In Cleveland High School’s “The CLASSics,” well-known novels line the floor, with a teacher’s desk in the front corner. The performers, dressed in schoolgirl uniforms, demonstrate impressive equipment skills while taking a fun approach to performing. The backing soundtrack endorses women’s empowerment, and it discusses the space made for men in literature and academia. The closing flag statement and following soloist were empowering and certainly remarkable to the audience.

El Dorado HS (87.650) 9th

El Dorado High School’s “The Beauty Within” began with brown props, natural backdrops, and three large boulders as the primary props. The weapon choreography in particular stood out as a place of strength for this team. As the show approached its climax, performers opened the rocks to display a geode; the once dull rock was suddenly purple, sparkly, and illuminated. This element of change continued throughout the show, as the banners changed to bright images, and a mid-show uniform transition brought the uniforms from gray to bright purple. El Dorado’s show was both an enjoyable watch and a skillful performance, and their performance demonstrated the ability of the ensemble.

Bethel HS (86.600) 10th

Bethel High School’s “Off the Rails” depicted a group of workers building a railroad system, and it personified the anxieties and exhaustion that come from such manual labor. The show floor donned incomplete railroad tracks and TNT barrels, while performers wore brown working overalls. Their movement was remarkable, which bled into every other element of their performance. This depiction of railroad work was phenomenal, making the audience truly feel the exhaustion, anger, and hope experienced by the railway workers.

Shenendehowa HS (85.200) 11th

Shenendehowa High School’s performance was as crushing as one would anticipate from a show entitled “Ultimate Devastation.” It followed the stories of women in prison, and discussed how prison impacts a person’s self image and ability to rehabilitate. Set to audio of interviews with imprisoned women, the floor was set with two stories of prison cells and the performers wore orange inmate jumpsuits. Shenendehowa’s strong equipment work and emotional performance truly pulled the viewer into the walls of the prison, and it expected the viewers to critically examine their beliefs surrounding the U.S. prison system. 

William R Boone HS (84.400) 12th

William R Boone High School’s production took minimalism to a whole new level by not using a soundtrack or a tarp. Performers relied on the peers around them to have a successful run, and through grunts and exclamations, the performers communicated necessary cues. Ensemble statements within this show were incredibly impressive, with no consistent counts to rely on, and the team was not only successful, but phenomenal in their ensemble flag statement. This show was a remarkable challenge, but William R Boone HS made something truly special from it. 

Choctaw HS (83.450) 13th

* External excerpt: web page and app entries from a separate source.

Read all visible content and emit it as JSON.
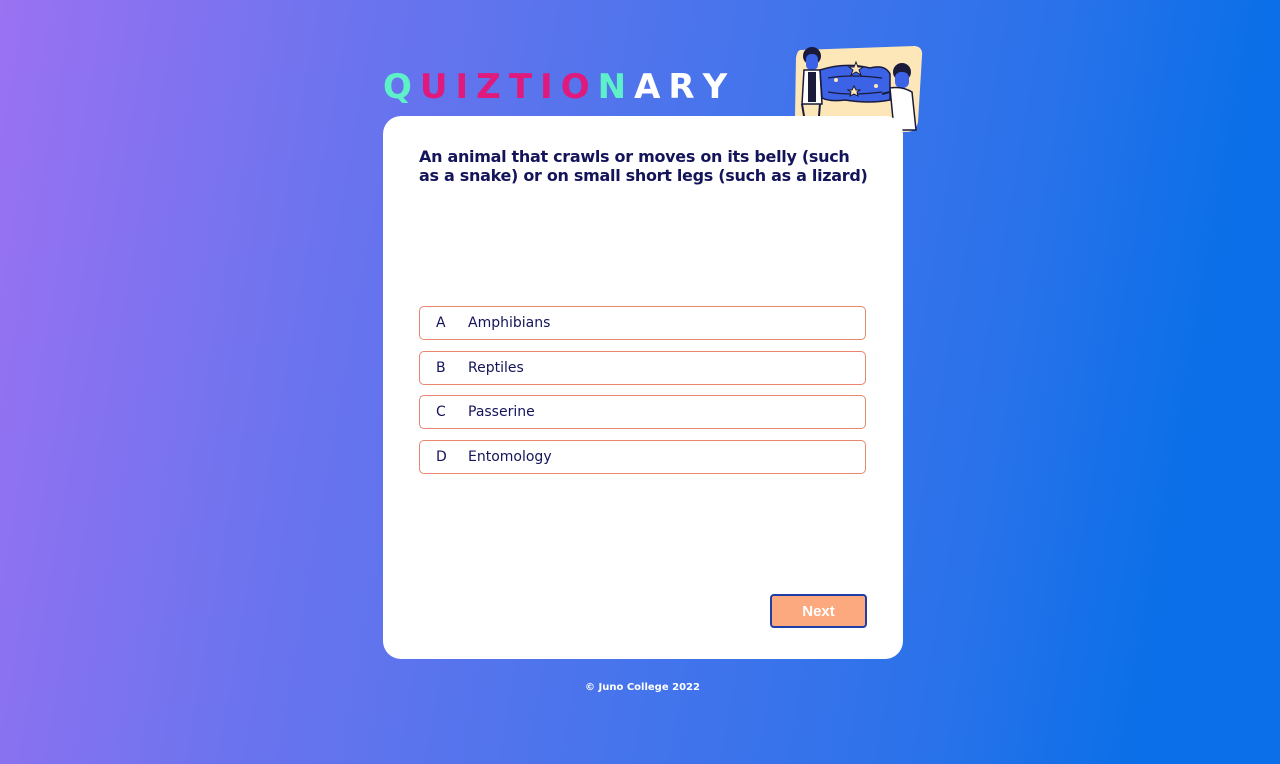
{
  "app": {
    "logo_letters": [
      {
        "char": "Q",
        "color": "#5ef0c8"
      },
      {
        "char": "U",
        "color": "#e0197d"
      },
      {
        "char": "I",
        "color": "#e0197d"
      },
      {
        "char": "Z",
        "color": "#e0197d"
      },
      {
        "char": "T",
        "color": "#e0197d"
      },
      {
        "char": "I",
        "color": "#e0197d"
      },
      {
        "char": "O",
        "color": "#e0197d"
      },
      {
        "char": "N",
        "color": "#5ef0c8"
      },
      {
        "char": "A",
        "color": "#ffffff"
      },
      {
        "char": "R",
        "color": "#ffffff"
      },
      {
        "char": "Y",
        "color": "#ffffff"
      }
    ]
  },
  "illustration": {
    "icon": "two-people-holding-sign-illustration"
  },
  "quiz": {
    "question": "An animal that crawls or moves on its belly (such as a snake) or on small short legs (such as a lizard)",
    "answers": [
      {
        "letter": "A",
        "text": "Amphibians"
      },
      {
        "letter": "B",
        "text": "Reptiles"
      },
      {
        "letter": "C",
        "text": "Passerine"
      },
      {
        "letter": "D",
        "text": "Entomology"
      }
    ],
    "next_label": "Next"
  },
  "footer": {
    "text": "© Juno College 2022"
  },
  "colors": {
    "accent_teal": "#5ef0c8",
    "accent_pink": "#e0197d",
    "answer_border": "#e8866e",
    "button_bg": "#fda980",
    "text_dark": "#14145a"
  }
}
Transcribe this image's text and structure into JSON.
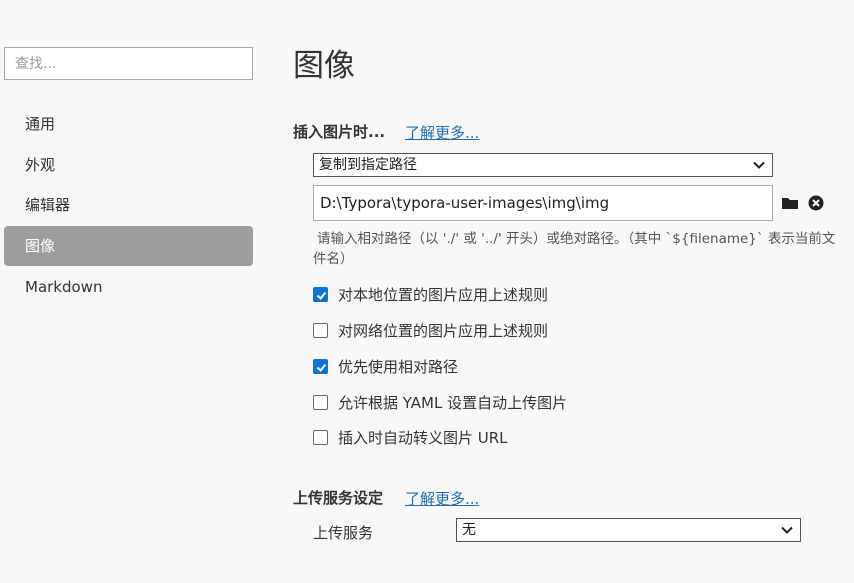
{
  "sidebar": {
    "search_placeholder": "查找...",
    "items": [
      {
        "label": "通用"
      },
      {
        "label": "外观"
      },
      {
        "label": "编辑器"
      },
      {
        "label": "图像"
      },
      {
        "label": "Markdown"
      }
    ],
    "active_index": 3
  },
  "main": {
    "page_title": "图像",
    "insert_section": {
      "title": "插入图片时...",
      "learn_more": "了解更多...",
      "action_select": "复制到指定路径",
      "path_value": "D:\\Typora\\typora-user-images\\img\\img",
      "hint_line1": "请输入相对路径（以 './' 或 '../' 开头）或绝对路径。（其中 `${filename}` 表示当前文",
      "hint_line2": "件名）",
      "options": [
        {
          "label": "对本地位置的图片应用上述规则",
          "checked": true
        },
        {
          "label": "对网络位置的图片应用上述规则",
          "checked": false
        },
        {
          "label": "优先使用相对路径",
          "checked": true
        },
        {
          "label": "允许根据 YAML 设置自动上传图片",
          "checked": false
        },
        {
          "label": "插入时自动转义图片 URL",
          "checked": false
        }
      ]
    },
    "upload_section": {
      "title": "上传服务设定",
      "learn_more": "了解更多...",
      "service_label": "上传服务",
      "service_value": "无"
    }
  },
  "colors": {
    "accent": "#0b74d4",
    "link": "#1a6fb4",
    "active_nav_bg": "#9d9d9d"
  },
  "icons": [
    "folder-icon",
    "clear-icon",
    "chevron-down-icon",
    "checkmark-icon"
  ]
}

“The Weight of Waiting” was a thoughtful program with careful intricacies woven into the show's design. The maroon and orange tarp with matching flag silks and complimentary uniforms tied together the ensemble, and platforms circling the floor acted as the primary props. While the whole show was excellent in skill, the closing flag ensemble surrounding a soloist in a headstand was a remarkable statement that stunned the audience. 

Greenwood Community HS (83.300) 14th

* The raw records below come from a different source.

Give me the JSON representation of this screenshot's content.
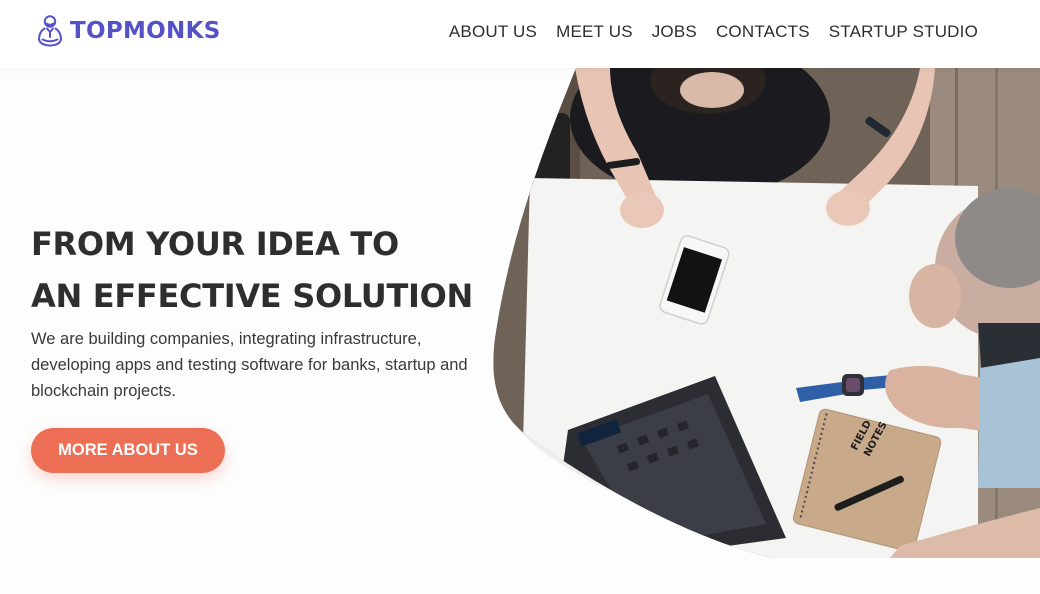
{
  "brand": {
    "name": "TOPMONKS",
    "color": "#5452c6"
  },
  "nav": {
    "items": [
      "ABOUT US",
      "MEET US",
      "JOBS",
      "CONTACTS",
      "STARTUP STUDIO"
    ]
  },
  "hero": {
    "headline_line1": "FROM YOUR IDEA TO",
    "headline_line2": "AN EFFECTIVE SOLUTION",
    "description": "We are building companies, integrating infrastructure, developing apps and testing software for banks, startup and blockchain projects.",
    "cta_label": "MORE ABOUT US",
    "cta_color": "#ec6f55",
    "photo_notebook_text_1": "FIELD",
    "photo_notebook_text_2": "NOTES"
  }
}
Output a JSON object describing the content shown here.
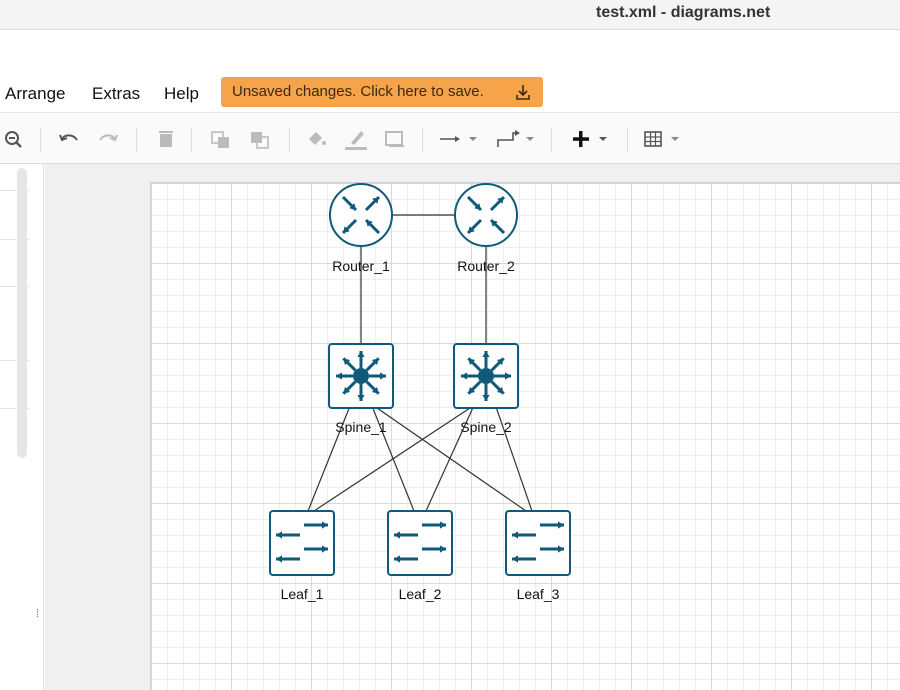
{
  "window": {
    "title": "test.xml - diagrams.net"
  },
  "menu": {
    "items": [
      {
        "label": "Arrange"
      },
      {
        "label": "Extras"
      },
      {
        "label": "Help"
      }
    ],
    "save_banner": "Unsaved changes. Click here to save."
  },
  "toolbar": {
    "tools": [
      "zoom-out",
      "undo",
      "redo",
      "delete",
      "to-front",
      "to-back",
      "fill-color",
      "line-color",
      "shadow",
      "connection",
      "waypoints",
      "insert",
      "table"
    ]
  },
  "diagram": {
    "nodes": [
      {
        "id": "router1",
        "label": "Router_1",
        "kind": "router"
      },
      {
        "id": "router2",
        "label": "Router_2",
        "kind": "router"
      },
      {
        "id": "spine1",
        "label": "Spine_1",
        "kind": "spine"
      },
      {
        "id": "spine2",
        "label": "Spine_2",
        "kind": "spine"
      },
      {
        "id": "leaf1",
        "label": "Leaf_1",
        "kind": "leaf"
      },
      {
        "id": "leaf2",
        "label": "Leaf_2",
        "kind": "leaf"
      },
      {
        "id": "leaf3",
        "label": "Leaf_3",
        "kind": "leaf"
      }
    ],
    "edges": [
      [
        "router1",
        "router2"
      ],
      [
        "router1",
        "spine1"
      ],
      [
        "router2",
        "spine2"
      ],
      [
        "spine1",
        "leaf1"
      ],
      [
        "spine1",
        "leaf2"
      ],
      [
        "spine1",
        "leaf3"
      ],
      [
        "spine2",
        "leaf1"
      ],
      [
        "spine2",
        "leaf2"
      ],
      [
        "spine2",
        "leaf3"
      ]
    ],
    "colors": {
      "icon": "#0e5a78",
      "icon_fill": "#ffffff",
      "edge": "#333333"
    }
  }
}
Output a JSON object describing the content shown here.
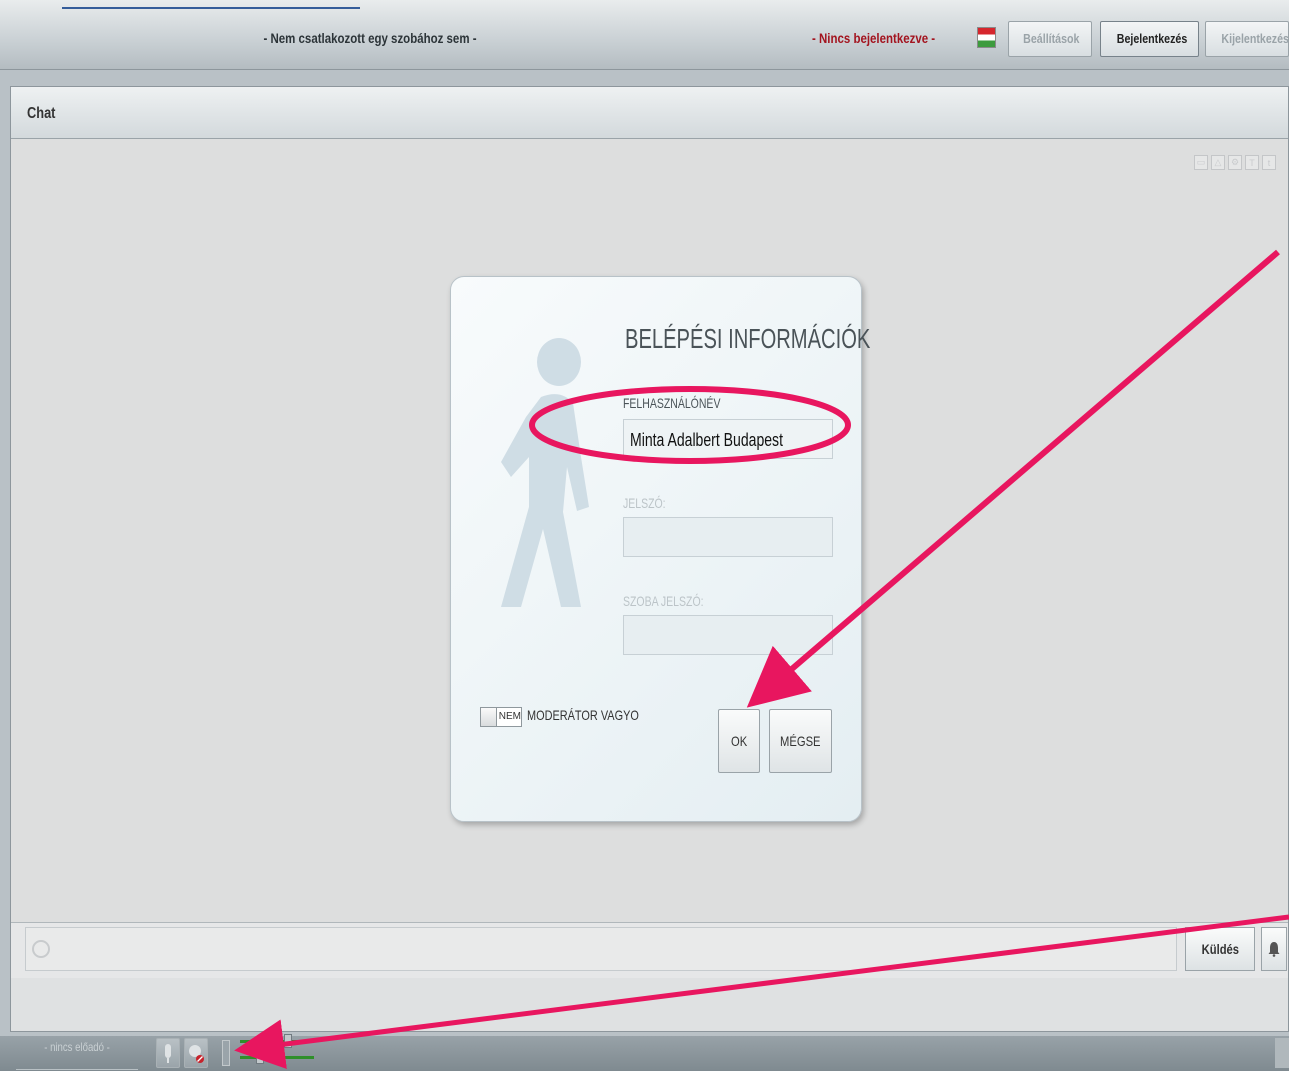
{
  "topbar": {
    "room_status": "- Nem csatlakozott egy szobához sem -",
    "login_status": "- Nincs bejelentkezve -",
    "flag_icon": "hungarian-flag",
    "settings_label": "Beállítások",
    "login_label": "Bejelentkezés",
    "logout_label": "Kijelentkezés"
  },
  "chat": {
    "title": "Chat",
    "toolbar_icons": [
      "chat-icon",
      "bell-icon",
      "gear-icon",
      "text-size-up-icon",
      "text-size-down-icon"
    ]
  },
  "dialog": {
    "title": "BELÉPÉSI INFORMÁCIÓK",
    "username_label": "FELHASZNÁLÓNÉV",
    "username_value": "Minta Adalbert Budapest",
    "password_label": "JELSZÓ:",
    "room_password_label": "SZOBA JELSZÓ:",
    "toggle_label": "NEM",
    "moderator_label": "MODERÁTOR VAGYO",
    "ok_label": "OK",
    "cancel_label": "MÉGSE"
  },
  "input_row": {
    "send_label": "Küldés"
  },
  "bottombar": {
    "presenter_label": "- nincs előadó -"
  },
  "colors": {
    "accent_red": "#a3141f",
    "annotation_pink": "#e8165f",
    "slider_green": "#2f8f2a"
  }
}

Greenwood Community High School’s program, “Golden Slumbers” was a skillful presentation of both equipment work and movement. The floor was adorned with three large rocking chairs upon which the ensemble performed tricks and demonstrated their elegant and flowing movement. The performers’ purple and gold uniforms enhanced the tarp, decorated with colorful stars and cursive lyrics to the titular song by The Beatles.

Centerville HS (83.100) 15th

Centerville High School’s “Nomi Now” was a complex show based on the work of Klaus Nomi, a well known singer with a unique stage personality. An illustration of Nomi adorns the tarp and uniforms, and performers begin the show with umbrella-like props that remain a focal point of the show. Equipment was introduced in atypical methods, with performers often spinning two pieces of equipment at once, including flags tied together by the silks. Centerville’s unique performance and masterful equipment execution made this show one to look out for.